Instructions for the task: Wherever the word "active" appears in a line below, that line counts; report the total number of such lines only.

Data about app and page elements
□ □ □ □ □ □ □

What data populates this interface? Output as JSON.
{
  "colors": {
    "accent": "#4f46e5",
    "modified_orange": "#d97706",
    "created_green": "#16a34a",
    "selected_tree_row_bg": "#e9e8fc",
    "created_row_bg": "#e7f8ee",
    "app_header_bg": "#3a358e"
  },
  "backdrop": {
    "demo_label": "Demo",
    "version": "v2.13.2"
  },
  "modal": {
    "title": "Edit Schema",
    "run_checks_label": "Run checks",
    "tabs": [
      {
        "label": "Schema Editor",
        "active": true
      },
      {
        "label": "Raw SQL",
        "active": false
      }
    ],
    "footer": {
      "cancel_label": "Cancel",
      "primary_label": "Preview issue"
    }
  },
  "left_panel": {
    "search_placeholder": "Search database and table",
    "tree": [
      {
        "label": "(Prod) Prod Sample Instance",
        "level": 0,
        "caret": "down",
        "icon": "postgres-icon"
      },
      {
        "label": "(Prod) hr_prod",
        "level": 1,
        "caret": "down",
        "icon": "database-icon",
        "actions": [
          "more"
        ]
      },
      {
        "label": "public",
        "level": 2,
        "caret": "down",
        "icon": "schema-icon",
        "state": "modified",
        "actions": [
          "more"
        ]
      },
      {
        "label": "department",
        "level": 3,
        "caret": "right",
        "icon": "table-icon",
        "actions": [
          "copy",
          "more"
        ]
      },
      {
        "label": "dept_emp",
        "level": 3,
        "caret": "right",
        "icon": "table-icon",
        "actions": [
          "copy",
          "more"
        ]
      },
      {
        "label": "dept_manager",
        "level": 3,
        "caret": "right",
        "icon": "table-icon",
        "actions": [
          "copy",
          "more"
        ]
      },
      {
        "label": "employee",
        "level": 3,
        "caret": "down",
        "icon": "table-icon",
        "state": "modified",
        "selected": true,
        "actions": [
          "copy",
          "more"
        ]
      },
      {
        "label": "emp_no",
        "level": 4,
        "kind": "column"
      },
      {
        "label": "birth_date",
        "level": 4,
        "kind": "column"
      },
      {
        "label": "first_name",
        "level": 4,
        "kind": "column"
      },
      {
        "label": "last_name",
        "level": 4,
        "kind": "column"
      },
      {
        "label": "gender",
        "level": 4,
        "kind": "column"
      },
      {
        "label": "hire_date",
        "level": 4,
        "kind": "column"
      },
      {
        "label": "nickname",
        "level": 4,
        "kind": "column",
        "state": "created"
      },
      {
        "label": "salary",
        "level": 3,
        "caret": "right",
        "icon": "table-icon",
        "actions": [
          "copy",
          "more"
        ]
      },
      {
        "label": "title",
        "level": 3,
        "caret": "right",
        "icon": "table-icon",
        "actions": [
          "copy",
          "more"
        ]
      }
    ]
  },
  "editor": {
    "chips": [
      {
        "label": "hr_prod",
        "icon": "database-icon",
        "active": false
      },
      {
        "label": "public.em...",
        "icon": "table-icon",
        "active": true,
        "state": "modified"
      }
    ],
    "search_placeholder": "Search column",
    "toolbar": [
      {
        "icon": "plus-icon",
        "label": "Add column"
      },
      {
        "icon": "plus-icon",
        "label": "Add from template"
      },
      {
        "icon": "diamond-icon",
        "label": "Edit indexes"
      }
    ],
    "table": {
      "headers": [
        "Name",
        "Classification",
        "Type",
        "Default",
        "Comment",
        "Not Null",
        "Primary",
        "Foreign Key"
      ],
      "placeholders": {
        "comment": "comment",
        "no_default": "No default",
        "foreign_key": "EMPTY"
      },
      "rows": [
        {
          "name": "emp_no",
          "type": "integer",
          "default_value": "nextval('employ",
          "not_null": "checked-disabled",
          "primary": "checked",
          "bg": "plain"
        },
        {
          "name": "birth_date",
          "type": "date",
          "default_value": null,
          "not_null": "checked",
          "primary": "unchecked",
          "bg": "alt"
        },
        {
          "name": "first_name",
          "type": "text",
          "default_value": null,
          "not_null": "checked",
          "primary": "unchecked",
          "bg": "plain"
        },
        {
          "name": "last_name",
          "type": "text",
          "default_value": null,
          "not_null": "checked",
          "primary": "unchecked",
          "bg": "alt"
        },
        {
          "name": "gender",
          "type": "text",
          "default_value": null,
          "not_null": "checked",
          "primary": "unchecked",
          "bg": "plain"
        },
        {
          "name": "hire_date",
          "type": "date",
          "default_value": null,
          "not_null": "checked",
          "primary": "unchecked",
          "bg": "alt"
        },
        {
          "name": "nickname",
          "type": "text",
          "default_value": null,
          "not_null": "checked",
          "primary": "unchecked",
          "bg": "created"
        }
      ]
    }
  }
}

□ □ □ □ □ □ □

Exercise result: 4